- Supplied data -
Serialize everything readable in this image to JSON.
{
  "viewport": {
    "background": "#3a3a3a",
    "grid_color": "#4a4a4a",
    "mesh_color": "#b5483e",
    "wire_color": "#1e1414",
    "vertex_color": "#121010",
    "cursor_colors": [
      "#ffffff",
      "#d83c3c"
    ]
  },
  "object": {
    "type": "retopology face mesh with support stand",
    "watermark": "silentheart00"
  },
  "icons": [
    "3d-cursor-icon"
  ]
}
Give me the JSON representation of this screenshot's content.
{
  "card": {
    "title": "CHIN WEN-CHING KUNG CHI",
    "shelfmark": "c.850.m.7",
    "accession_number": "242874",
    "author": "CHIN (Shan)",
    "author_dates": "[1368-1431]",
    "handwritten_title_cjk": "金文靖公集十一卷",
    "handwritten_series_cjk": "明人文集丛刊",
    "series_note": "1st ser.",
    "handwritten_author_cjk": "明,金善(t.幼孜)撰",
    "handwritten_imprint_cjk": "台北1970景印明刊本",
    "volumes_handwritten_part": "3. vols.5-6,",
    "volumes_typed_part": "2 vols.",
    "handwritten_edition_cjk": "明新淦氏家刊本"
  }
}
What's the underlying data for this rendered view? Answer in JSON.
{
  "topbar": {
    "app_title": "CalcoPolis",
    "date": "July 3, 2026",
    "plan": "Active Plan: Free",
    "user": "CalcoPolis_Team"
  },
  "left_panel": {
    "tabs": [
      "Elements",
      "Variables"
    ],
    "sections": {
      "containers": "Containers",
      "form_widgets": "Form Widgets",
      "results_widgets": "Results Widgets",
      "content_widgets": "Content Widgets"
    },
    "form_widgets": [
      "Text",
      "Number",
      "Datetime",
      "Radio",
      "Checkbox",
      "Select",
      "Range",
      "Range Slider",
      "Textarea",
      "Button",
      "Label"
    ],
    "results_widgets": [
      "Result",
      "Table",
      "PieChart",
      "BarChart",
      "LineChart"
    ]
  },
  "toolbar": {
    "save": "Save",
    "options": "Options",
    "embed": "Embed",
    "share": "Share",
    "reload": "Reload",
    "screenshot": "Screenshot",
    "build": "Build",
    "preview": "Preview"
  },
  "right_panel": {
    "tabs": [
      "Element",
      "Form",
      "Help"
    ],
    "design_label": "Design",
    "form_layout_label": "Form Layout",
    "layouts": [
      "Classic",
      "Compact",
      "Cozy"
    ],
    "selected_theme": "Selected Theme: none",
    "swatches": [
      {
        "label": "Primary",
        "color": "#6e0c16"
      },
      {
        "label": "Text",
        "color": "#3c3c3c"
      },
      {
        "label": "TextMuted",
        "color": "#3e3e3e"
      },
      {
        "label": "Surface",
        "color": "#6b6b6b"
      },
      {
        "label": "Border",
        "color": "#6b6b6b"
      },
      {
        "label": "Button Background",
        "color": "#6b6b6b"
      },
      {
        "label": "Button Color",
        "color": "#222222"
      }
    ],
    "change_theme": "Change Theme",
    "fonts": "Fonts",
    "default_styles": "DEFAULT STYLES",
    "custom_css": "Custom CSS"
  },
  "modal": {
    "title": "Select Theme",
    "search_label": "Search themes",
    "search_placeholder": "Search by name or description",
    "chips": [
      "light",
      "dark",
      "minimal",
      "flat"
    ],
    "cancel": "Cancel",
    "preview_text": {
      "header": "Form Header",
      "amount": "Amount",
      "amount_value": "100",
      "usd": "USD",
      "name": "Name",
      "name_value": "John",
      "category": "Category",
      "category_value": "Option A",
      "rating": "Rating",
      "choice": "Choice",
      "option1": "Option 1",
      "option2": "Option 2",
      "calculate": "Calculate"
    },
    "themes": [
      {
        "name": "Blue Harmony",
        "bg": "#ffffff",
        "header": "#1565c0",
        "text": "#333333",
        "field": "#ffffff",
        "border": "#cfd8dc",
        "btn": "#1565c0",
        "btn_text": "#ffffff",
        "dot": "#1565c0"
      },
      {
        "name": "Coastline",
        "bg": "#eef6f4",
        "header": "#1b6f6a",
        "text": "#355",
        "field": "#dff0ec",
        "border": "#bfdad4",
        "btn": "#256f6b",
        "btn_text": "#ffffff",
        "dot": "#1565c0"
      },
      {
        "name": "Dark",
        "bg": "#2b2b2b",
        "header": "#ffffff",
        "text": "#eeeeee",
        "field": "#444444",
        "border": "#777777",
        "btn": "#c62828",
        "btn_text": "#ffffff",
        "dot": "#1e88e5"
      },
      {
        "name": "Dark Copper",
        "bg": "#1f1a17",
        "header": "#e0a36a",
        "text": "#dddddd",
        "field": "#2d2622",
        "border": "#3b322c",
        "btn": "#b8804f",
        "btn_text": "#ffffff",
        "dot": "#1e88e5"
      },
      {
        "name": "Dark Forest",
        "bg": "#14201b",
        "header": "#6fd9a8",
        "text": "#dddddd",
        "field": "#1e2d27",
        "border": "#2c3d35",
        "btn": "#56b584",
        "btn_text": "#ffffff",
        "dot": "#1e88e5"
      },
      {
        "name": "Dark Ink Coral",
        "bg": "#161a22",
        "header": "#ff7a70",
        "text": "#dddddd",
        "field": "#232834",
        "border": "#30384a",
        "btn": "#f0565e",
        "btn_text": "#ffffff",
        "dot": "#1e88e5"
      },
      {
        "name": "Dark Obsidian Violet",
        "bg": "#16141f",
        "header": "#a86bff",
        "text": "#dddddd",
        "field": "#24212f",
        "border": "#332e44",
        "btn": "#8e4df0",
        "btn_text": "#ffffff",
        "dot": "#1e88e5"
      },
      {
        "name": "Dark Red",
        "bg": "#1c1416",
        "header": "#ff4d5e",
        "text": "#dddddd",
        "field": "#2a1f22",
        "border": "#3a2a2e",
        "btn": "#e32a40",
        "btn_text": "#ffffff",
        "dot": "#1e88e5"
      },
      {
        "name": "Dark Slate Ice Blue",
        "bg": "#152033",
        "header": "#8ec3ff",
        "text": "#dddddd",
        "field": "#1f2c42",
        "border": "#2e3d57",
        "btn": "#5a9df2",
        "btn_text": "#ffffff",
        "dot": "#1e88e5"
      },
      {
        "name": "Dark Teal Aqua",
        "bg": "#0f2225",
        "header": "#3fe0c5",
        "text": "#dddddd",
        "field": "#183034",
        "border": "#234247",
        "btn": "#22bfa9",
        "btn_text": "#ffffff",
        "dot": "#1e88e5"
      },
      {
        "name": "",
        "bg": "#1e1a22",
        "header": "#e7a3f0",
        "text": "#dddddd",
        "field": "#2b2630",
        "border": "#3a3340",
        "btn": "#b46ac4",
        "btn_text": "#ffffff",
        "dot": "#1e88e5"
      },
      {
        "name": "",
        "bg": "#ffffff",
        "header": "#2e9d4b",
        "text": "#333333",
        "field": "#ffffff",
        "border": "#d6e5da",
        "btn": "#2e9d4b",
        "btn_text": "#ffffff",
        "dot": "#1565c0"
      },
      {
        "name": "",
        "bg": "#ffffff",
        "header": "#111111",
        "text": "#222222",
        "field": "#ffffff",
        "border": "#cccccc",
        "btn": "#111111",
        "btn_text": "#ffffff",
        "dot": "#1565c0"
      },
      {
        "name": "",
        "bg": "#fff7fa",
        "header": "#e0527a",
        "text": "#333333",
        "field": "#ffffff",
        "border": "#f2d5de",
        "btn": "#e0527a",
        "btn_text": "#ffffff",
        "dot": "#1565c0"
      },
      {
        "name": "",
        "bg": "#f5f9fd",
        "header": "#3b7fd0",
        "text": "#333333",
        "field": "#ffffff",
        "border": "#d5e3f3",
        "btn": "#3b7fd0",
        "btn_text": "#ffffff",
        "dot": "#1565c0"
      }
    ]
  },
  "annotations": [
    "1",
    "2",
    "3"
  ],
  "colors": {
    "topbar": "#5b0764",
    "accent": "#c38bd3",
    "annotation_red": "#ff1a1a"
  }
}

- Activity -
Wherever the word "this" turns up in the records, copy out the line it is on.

- Reply -
Serialize everything readable in this image to JSON.
Give me the JSON representation of this screenshot's content.
What's the underlying data for this rendered view? Answer in JSON.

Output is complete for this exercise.